Transparent to whom? No algorithmic accountability without a critical audience

Jakko Kemper, Daan Kolkman
2018 Information, Communication & Society  
Big data and data science transform organizational decision-making. We increasingly defer decisions to algorithms because machines have earned a reputation of outperforming us. As algorithms become embedded within organizations, they become more influential and increasingly opaque. Those who create algorithms may make arbitrary decisions in all stages of the 'data value chain', yet these subjectivities are obscured from view. Algorithms come to reflect the biases of their creators, can
more » ... ators, can reinforce established ways of thinking, and may favour some political orientations over others. This is a cause for concern and calls for more transparency in the development, implementation, and use of algorithms in public-and private-sector organizations. We argue that one elementaryyet keyquestion remains largely undiscussed. If transparency is a primary concern, then to whom should algorithms be transparent? We consider algorithms as socio-technical assemblages and conclude that without a critical audience, algorithms cannot be held accountable.
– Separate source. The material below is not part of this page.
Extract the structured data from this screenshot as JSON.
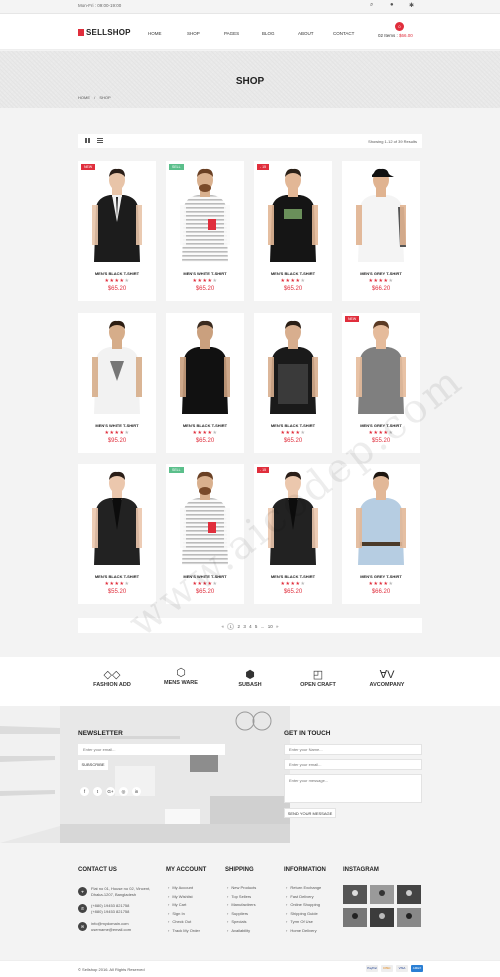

ARTICLE HISTORY
doi:10.1080/1369118x.2018.1477967 fatcat:xcjivc5lcnfkxaf3wozziabaxa